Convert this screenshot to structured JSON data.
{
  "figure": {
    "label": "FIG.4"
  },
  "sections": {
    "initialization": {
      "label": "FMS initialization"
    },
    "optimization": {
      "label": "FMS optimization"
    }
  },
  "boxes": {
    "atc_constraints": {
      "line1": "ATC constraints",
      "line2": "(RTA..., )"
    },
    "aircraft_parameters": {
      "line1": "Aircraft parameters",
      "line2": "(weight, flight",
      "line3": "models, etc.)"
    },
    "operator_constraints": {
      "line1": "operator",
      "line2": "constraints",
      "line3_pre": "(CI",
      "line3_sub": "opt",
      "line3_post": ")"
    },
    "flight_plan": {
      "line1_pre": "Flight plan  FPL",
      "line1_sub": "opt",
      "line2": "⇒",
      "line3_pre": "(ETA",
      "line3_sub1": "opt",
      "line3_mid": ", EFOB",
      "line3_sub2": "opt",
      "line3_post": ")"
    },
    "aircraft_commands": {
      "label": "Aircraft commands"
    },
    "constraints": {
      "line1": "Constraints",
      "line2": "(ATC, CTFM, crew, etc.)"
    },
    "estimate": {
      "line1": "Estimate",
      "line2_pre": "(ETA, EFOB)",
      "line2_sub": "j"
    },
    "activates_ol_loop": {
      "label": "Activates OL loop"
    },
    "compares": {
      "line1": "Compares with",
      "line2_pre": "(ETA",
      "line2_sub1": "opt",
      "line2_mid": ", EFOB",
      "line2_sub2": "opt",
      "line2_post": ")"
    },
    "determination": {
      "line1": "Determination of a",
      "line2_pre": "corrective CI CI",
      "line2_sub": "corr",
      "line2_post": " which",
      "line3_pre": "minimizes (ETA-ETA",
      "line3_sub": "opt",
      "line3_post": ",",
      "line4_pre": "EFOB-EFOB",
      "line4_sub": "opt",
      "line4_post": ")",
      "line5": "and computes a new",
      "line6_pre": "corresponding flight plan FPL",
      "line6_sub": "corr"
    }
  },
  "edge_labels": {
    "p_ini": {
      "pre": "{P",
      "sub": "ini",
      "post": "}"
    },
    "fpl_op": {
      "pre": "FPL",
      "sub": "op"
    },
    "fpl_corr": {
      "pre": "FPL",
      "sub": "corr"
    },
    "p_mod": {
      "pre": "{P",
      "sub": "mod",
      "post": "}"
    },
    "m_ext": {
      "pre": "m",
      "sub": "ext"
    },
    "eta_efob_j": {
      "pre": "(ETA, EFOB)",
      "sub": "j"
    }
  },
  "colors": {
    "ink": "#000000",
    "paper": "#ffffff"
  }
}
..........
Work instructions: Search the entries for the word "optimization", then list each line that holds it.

Answer below:
    "optimization": {
      "label": "FMS optimization"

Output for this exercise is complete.